### Description of the task:
The answer should consist of the records below, repeated exactly, and no pictures.

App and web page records
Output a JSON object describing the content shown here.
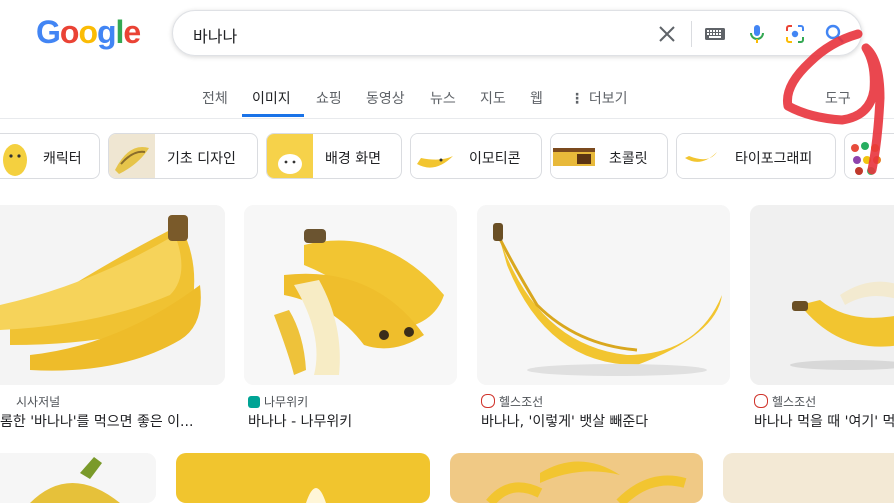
{
  "logo": [
    "G",
    "o",
    "o",
    "g",
    "l",
    "e"
  ],
  "search": {
    "query": "바나나",
    "icons": [
      "close-icon",
      "keyboard-icon",
      "mic-icon",
      "lens-icon",
      "search-icon"
    ]
  },
  "tabs": {
    "items": [
      "전체",
      "이미지",
      "쇼핑",
      "동영상",
      "뉴스",
      "지도",
      "웹"
    ],
    "more": "더보기",
    "tools": "도구",
    "active": "이미지"
  },
  "chips": [
    "캐릭터",
    "기초 디자인",
    "배경 화면",
    "이모티콘",
    "초콜릿",
    "타이포그래피"
  ],
  "results": [
    {
      "source": "시사저널",
      "title": "롬한 '바나나'를 먹으면 좋은 이..."
    },
    {
      "source": "나무위키",
      "title": "바나나 - 나무위키"
    },
    {
      "source": "헬스조선",
      "title": "바나나, '이렇게' 뱃살 빼준다"
    },
    {
      "source": "헬스조선",
      "title": "바나나 먹을 때 '여기' 먹"
    }
  ],
  "colors": {
    "accent": "#1a73e8",
    "annotation": "#e8333c",
    "banana": "#f2c530"
  }
}
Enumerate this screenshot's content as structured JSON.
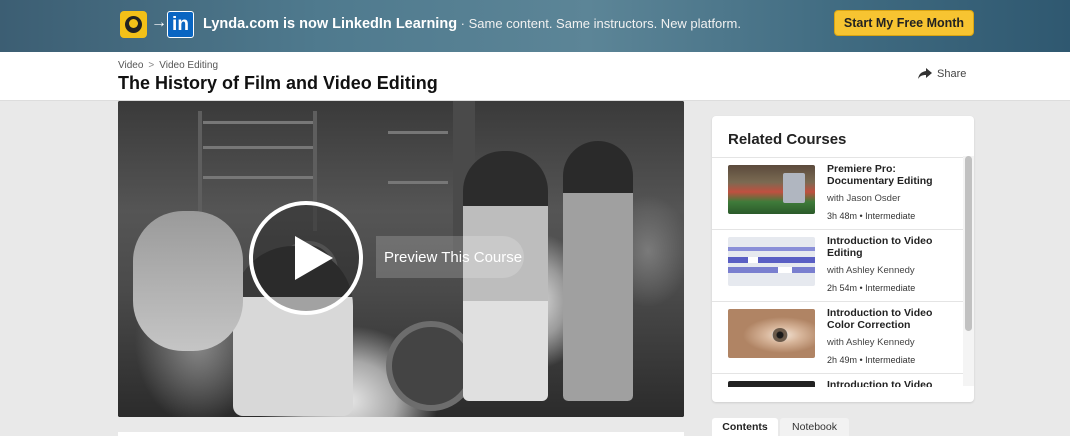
{
  "banner": {
    "headline": "Lynda.com is now LinkedIn Learning",
    "subline": " · Same content. Same instructors. New platform.",
    "cta_label": "Start My Free Month",
    "linkedin_glyph": "in",
    "arrow_glyph": "→"
  },
  "header": {
    "breadcrumb": [
      "Video",
      "Video Editing"
    ],
    "breadcrumb_sep": ">",
    "title": "The History of Film and Video Editing",
    "share_label": "Share"
  },
  "video": {
    "preview_label": "Preview This Course"
  },
  "related": {
    "title": "Related Courses",
    "items": [
      {
        "name": "Premiere Pro: Documentary Editing",
        "author": "with Jason Osder",
        "meta": "3h 48m  •  Intermediate",
        "thumb": "market-stall"
      },
      {
        "name": "Introduction to Video Editing",
        "author": "with Ashley Kennedy",
        "meta": "2h 54m  •  Intermediate",
        "thumb": "timeline"
      },
      {
        "name": "Introduction to Video Color Correction",
        "author": "with Ashley Kennedy",
        "meta": "2h 49m  •  Intermediate",
        "thumb": "eye-closeup"
      },
      {
        "name": "Introduction to Video",
        "author": "",
        "meta": "",
        "thumb": "dark-clip"
      }
    ]
  },
  "tabs": {
    "contents": "Contents",
    "notebook": "Notebook"
  }
}
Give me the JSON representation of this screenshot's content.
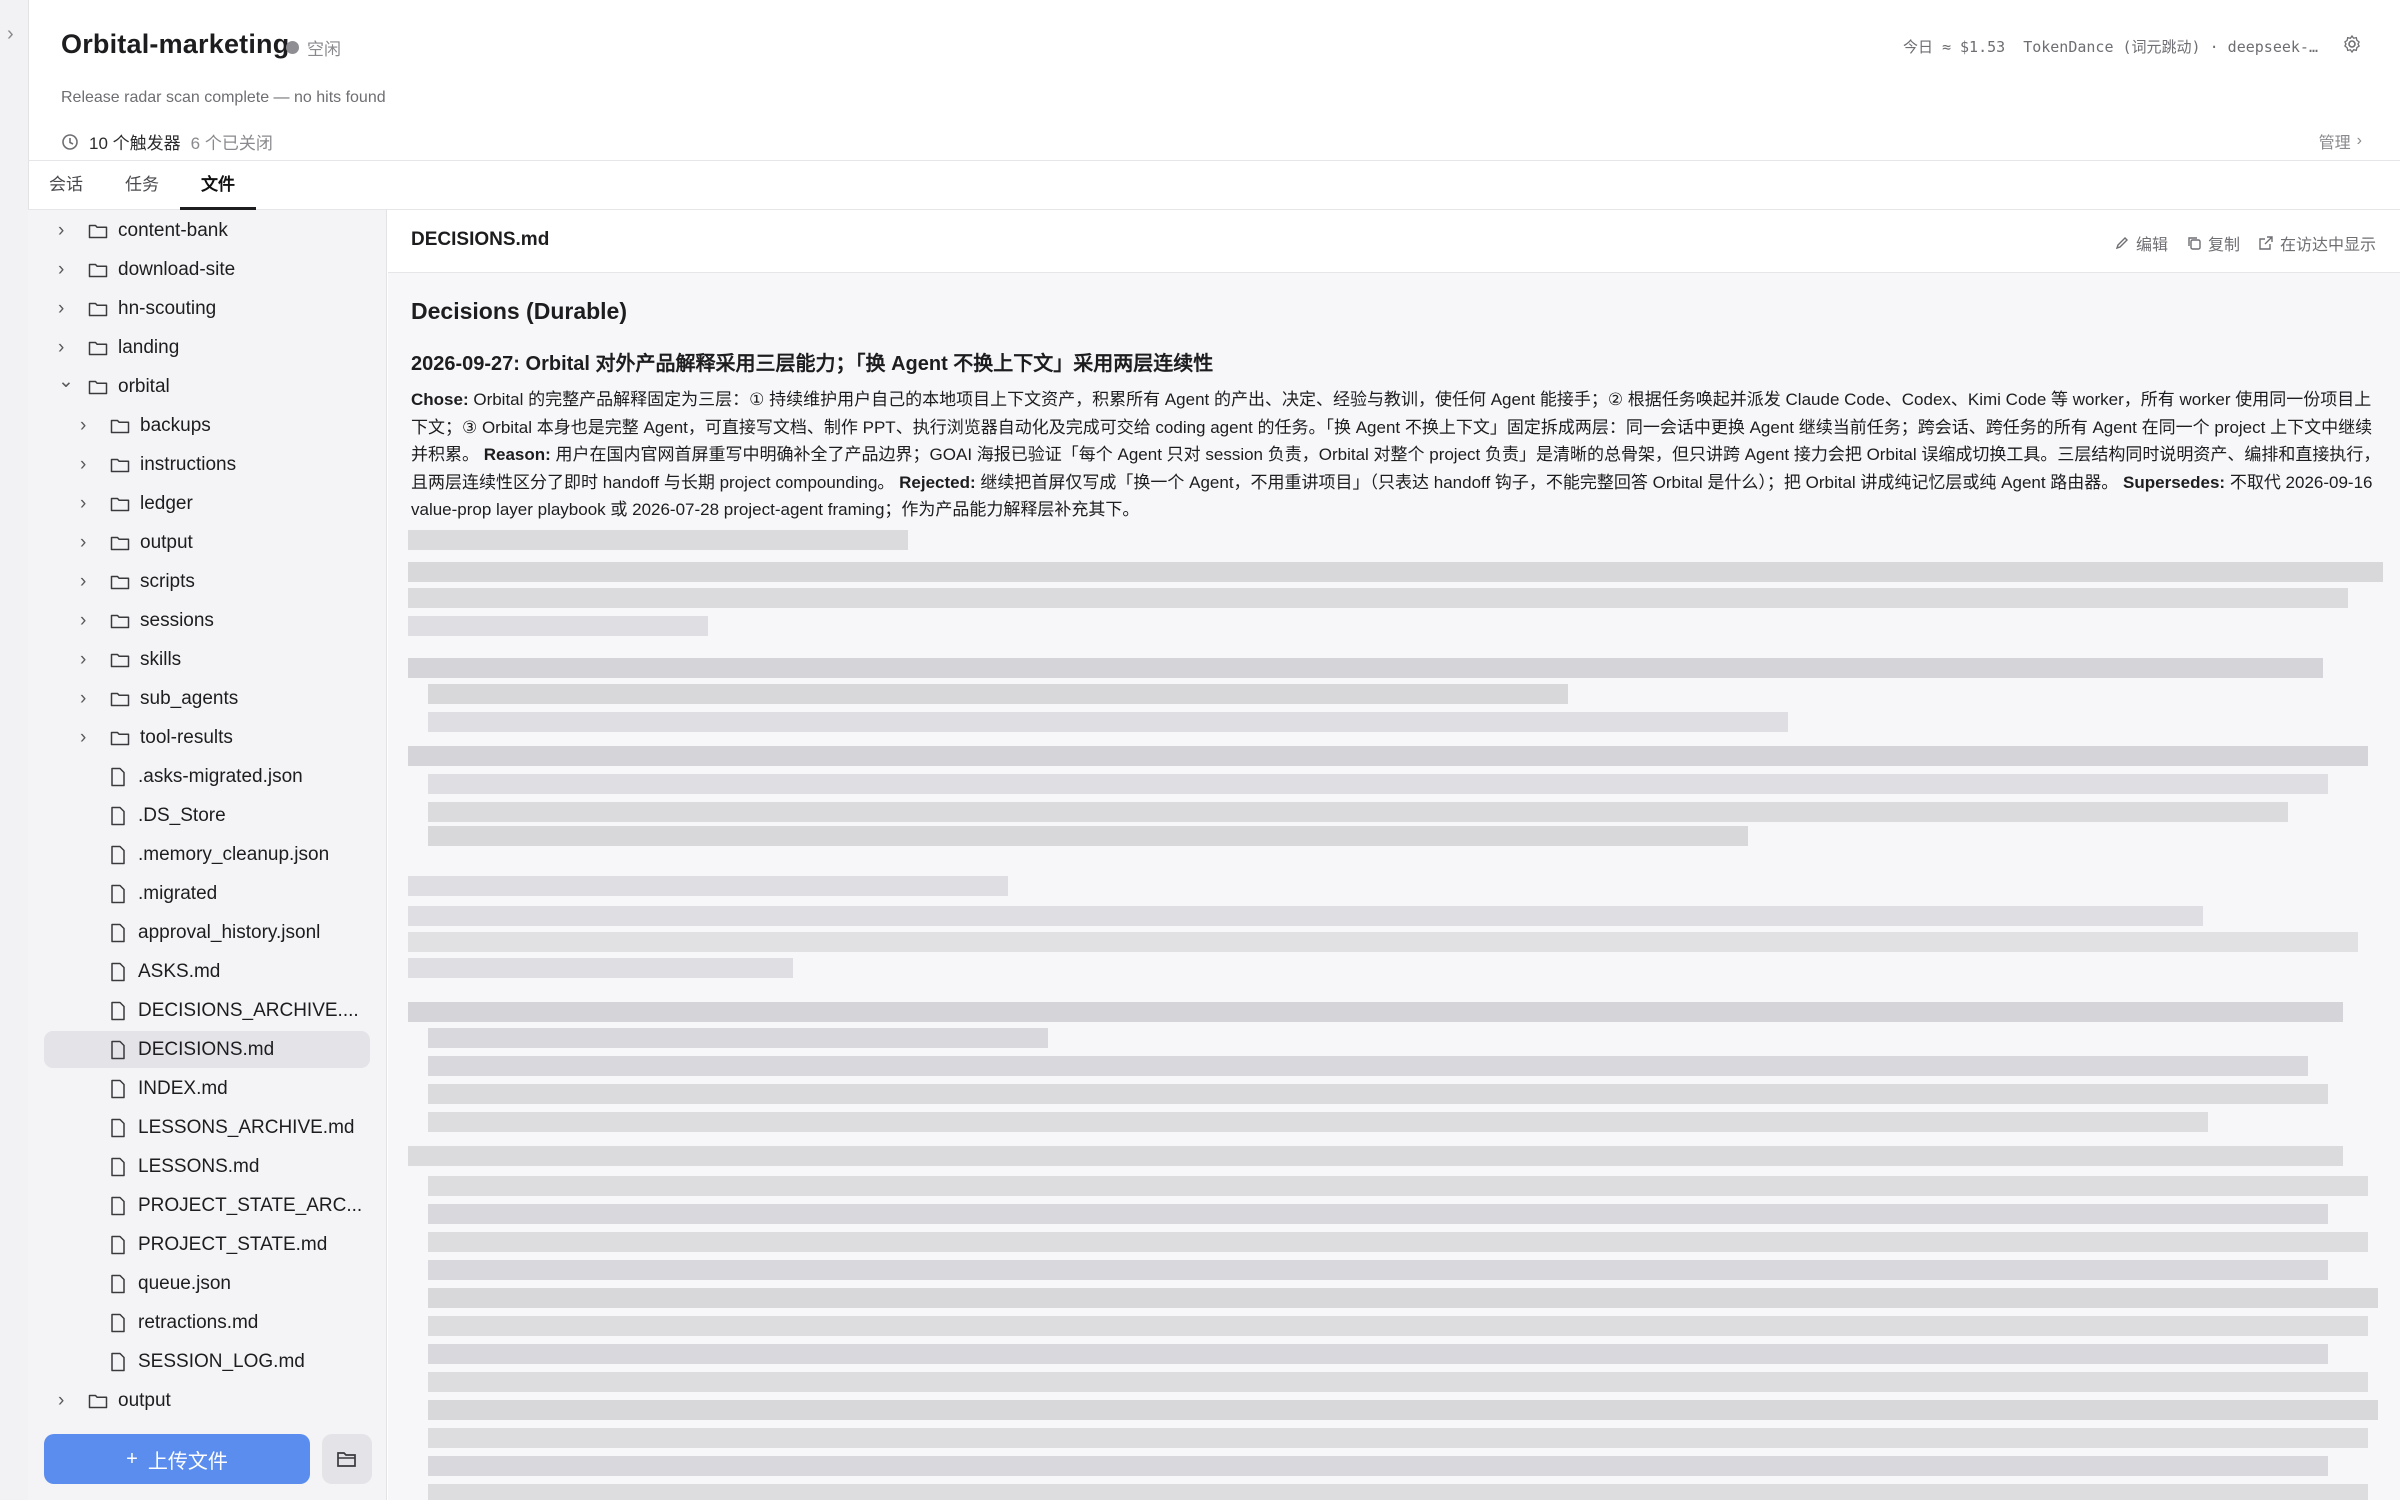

### Your response:
Output a JSON object describing the content shown here.
{
  "logo": [
    "G",
    "o",
    "o",
    "g",
    "l",
    "e"
  ],
  "search": {
    "query": "바나나",
    "icons": [
      "close-icon",
      "keyboard-icon",
      "mic-icon",
      "lens-icon",
      "search-icon"
    ]
  },
  "tabs": {
    "items": [
      "전체",
      "이미지",
      "쇼핑",
      "동영상",
      "뉴스",
      "지도",
      "웹"
    ],
    "more": "더보기",
    "tools": "도구",
    "active": "이미지"
  },
  "chips": [
    "캐릭터",
    "기초 디자인",
    "배경 화면",
    "이모티콘",
    "초콜릿",
    "타이포그래피"
  ],
  "results": [
    {
      "source": "시사저널",
      "title": "롬한 '바나나'를 먹으면 좋은 이..."
    },
    {
      "source": "나무위키",
      "title": "바나나 - 나무위키"
    },
    {
      "source": "헬스조선",
      "title": "바나나, '이렇게' 뱃살 빼준다"
    },
    {
      "source": "헬스조선",
      "title": "바나나 먹을 때 '여기' 먹"
    }
  ],
  "colors": {
    "accent": "#1a73e8",
    "annotation": "#e8333c",
    "banana": "#f2c530"
  }
}
Enumerate this screenshot's content as structured JSON.
{
  "banner": {
    "headline": "Lynda.com is now LinkedIn Learning",
    "subline": " · Same content. Same instructors. New platform.",
    "cta_label": "Start My Free Month",
    "linkedin_glyph": "in",
    "arrow_glyph": "→"
  },
  "header": {
    "breadcrumb": [
      "Video",
      "Video Editing"
    ],
    "breadcrumb_sep": ">",
    "title": "The History of Film and Video Editing",
    "share_label": "Share"
  },
  "video": {
    "preview_label": "Preview This Course"
  },
  "related": {
    "title": "Related Courses",
    "items": [
      {
        "name": "Premiere Pro: Documentary Editing",
        "author": "with Jason Osder",
        "meta": "3h 48m  •  Intermediate",
        "thumb": "market-stall"
      },
      {
        "name": "Introduction to Video Editing",
        "author": "with Ashley Kennedy",
        "meta": "2h 54m  •  Intermediate",
        "thumb": "timeline"
      },
      {
        "name": "Introduction to Video Color Correction",
        "author": "with Ashley Kennedy",
        "meta": "2h 49m  •  Intermediate",
        "thumb": "eye-closeup"
      },
      {
        "name": "Introduction to Video",
        "author": "",
        "meta": "",
        "thumb": "dark-clip"
      }
    ]
  },
  "tabs": {
    "contents": "Contents",
    "notebook": "Notebook"
  }
}
Give me the JSON representation of this screenshot's content.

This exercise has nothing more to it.